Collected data
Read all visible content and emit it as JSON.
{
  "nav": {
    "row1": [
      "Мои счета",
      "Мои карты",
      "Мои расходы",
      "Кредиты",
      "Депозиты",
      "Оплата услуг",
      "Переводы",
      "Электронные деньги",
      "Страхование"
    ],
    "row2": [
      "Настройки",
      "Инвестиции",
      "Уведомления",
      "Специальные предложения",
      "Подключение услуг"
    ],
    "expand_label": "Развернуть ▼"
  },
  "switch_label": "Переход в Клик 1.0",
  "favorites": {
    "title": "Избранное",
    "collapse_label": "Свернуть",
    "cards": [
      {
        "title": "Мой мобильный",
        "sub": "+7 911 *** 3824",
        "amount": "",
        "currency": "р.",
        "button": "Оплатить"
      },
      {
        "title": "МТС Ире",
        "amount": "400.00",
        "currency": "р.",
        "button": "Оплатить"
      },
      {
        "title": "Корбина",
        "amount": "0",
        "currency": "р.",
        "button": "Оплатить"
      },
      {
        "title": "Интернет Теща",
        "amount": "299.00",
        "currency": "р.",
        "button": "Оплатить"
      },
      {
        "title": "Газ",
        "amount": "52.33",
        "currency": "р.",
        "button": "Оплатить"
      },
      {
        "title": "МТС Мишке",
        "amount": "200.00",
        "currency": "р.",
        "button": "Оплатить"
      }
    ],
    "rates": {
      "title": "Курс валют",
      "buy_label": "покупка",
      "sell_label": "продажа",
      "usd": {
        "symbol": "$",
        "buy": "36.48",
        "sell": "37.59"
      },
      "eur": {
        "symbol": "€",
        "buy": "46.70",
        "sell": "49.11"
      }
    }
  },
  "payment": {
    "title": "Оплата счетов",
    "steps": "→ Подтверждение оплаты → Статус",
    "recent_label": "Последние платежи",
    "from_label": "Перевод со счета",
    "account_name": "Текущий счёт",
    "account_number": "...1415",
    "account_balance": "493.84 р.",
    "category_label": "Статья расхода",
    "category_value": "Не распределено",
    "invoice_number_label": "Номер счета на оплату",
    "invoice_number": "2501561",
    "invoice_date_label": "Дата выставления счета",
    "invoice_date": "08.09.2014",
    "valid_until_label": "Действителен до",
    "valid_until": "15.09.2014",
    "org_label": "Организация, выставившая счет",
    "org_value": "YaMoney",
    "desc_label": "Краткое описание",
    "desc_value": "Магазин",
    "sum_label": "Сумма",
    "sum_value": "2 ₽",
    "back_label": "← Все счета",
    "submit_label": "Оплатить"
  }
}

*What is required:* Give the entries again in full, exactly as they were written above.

*Written response:*
Read all visible content and emit it as JSON.
{
  "nav": {
    "row1": [
      "Мои счета",
      "Мои карты",
      "Мои расходы",
      "Кредиты",
      "Депозиты",
      "Оплата услуг",
      "Переводы",
      "Электронные деньги",
      "Страхование"
    ],
    "row2": [
      "Настройки",
      "Инвестиции",
      "Уведомления",
      "Специальные предложения",
      "Подключение услуг"
    ],
    "expand_label": "Развернуть ▼"
  },
  "switch_label": "Переход в Клик 1.0",
  "favorites": {
    "title": "Избранное",
    "collapse_label": "Свернуть",
    "cards": [
      {
        "title": "Мой мобильный",
        "sub": "+7 911 *** 3824",
        "amount": "",
        "currency": "р.",
        "button": "Оплатить"
      },
      {
        "title": "МТС Ире",
        "amount": "400.00",
        "currency": "р.",
        "button": "Оплатить"
      },
      {
        "title": "Корбина",
        "amount": "0",
        "currency": "р.",
        "button": "Оплатить"
      },
      {
        "title": "Интернет Теща",
        "amount": "299.00",
        "currency": "р.",
        "button": "Оплатить"
      },
      {
        "title": "Газ",
        "amount": "52.33",
        "currency": "р.",
        "button": "Оплатить"
      },
      {
        "title": "МТС Мишке",
        "amount": "200.00",
        "currency": "р.",
        "button": "Оплатить"
      }
    ],
    "rates": {
      "title": "Курс валют",
      "buy_label": "покупка",
      "sell_label": "продажа",
      "usd": {
        "symbol": "$",
        "buy": "36.48",
        "sell": "37.59"
      },
      "eur": {
        "symbol": "€",
        "buy": "46.70",
        "sell": "49.11"
      }
    }
  },
  "payment": {
    "title": "Оплата счетов",
    "steps": "→ Подтверждение оплаты → Статус",
    "recent_label": "Последние платежи",
    "from_label": "Перевод со счета",
    "account_name": "Текущий счёт",
    "account_number": "...1415",
    "account_balance": "493.84 р.",
    "category_label": "Статья расхода",
    "category_value": "Не распределено",
    "invoice_number_label": "Номер счета на оплату",
    "invoice_number": "2501561",
    "invoice_date_label": "Дата выставления счета",
    "invoice_date": "08.09.2014",
    "valid_until_label": "Действителен до",
    "valid_until": "15.09.2014",
    "org_label": "Организация, выставившая счет",
    "org_value": "YaMoney",
    "desc_label": "Краткое описание",
    "desc_value": "Магазин",
    "sum_label": "Сумма",
    "sum_value": "2 ₽",
    "back_label": "← Все счета",
    "submit_label": "Оплатить"
  }
}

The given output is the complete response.